Employment Quality: An Overlooked Determinant of Workers’ Health and Well-being?
In the past four decades, high-income countries have seen a thorough socio-economic restructuring with important implications for the jobs of many workers, including health- and safety-related aspects. Much attention has been paid to psychosocial risks related to intrinsic features of contemporary work tasks, while the occupational health and safety consequences of ‘new’ conditions and relations of employment have remained neglected. This relative neglect is unjustified given the disrupting nature of many contemporary forms of employment. In this commentary, I introduce the concept of ‘employment quality’ as a novel approach towards measuring employment-related OHS risks. Employment quality involves a ‘typological approach’ towards employment arrangements, identifying five employment types in European labour markets, showing a distinct profile in terms of health-related employment characteristics.
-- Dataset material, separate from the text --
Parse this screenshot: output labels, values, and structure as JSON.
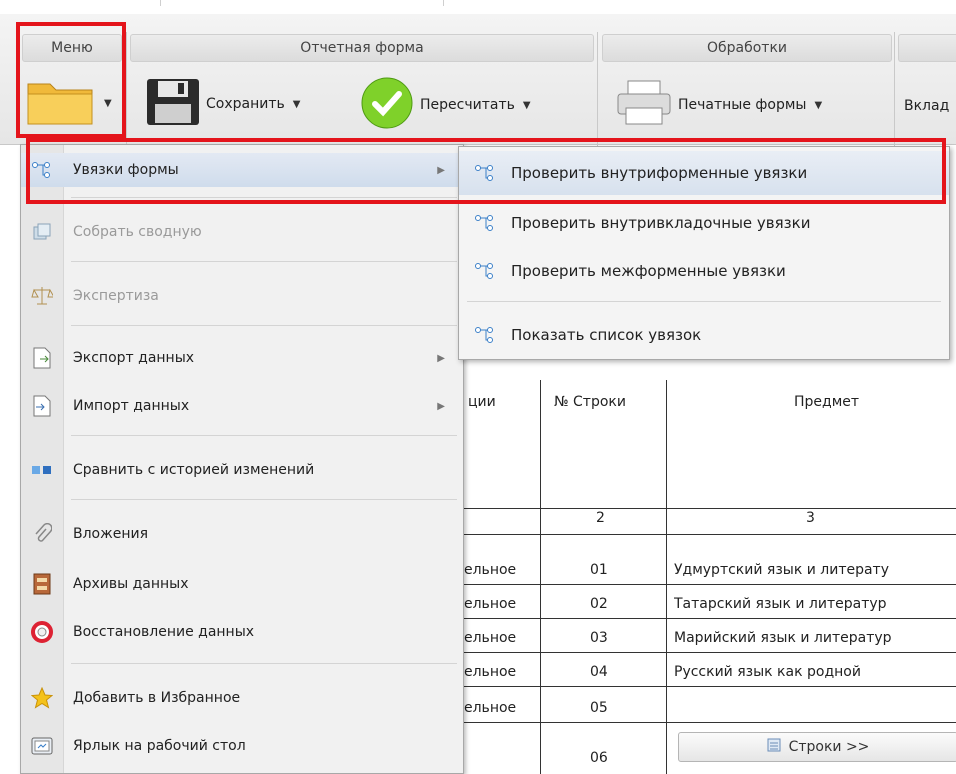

Moreover, these types align with segmented labour market theory, have a clear socio-economic profile, and show strong associations with workers’ self-reported health.
Employment quality, general self-rated health, mental health, precarious work, well-being